## [DIRECTIONS]
Return only those lines of the material that contain "MRBL".

[[ THE RECORDS, beginning ]]

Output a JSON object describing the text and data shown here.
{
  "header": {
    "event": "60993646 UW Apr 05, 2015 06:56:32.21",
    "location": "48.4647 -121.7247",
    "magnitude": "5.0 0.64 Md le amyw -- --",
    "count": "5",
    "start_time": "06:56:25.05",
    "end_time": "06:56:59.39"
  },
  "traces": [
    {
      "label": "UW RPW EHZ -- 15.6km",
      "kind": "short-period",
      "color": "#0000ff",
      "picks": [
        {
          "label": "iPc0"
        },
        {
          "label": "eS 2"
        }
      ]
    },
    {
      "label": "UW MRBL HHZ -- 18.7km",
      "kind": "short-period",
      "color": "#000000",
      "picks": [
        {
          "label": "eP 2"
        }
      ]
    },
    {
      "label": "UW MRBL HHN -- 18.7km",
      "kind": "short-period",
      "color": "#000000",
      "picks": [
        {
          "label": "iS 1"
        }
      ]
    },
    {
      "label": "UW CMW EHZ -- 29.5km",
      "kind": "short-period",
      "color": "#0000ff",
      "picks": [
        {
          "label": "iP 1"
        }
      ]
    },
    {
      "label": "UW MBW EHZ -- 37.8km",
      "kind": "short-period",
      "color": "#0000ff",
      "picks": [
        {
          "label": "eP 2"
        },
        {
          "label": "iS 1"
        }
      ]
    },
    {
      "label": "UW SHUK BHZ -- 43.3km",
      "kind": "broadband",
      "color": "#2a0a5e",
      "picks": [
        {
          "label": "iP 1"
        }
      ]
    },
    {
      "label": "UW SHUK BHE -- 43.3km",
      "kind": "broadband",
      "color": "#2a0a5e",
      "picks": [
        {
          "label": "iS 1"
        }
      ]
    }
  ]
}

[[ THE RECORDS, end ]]

## [THE ANSWER]
      "label": "UW MRBL HHZ -- 18.7km",
      "label": "UW MRBL HHN -- 18.7km",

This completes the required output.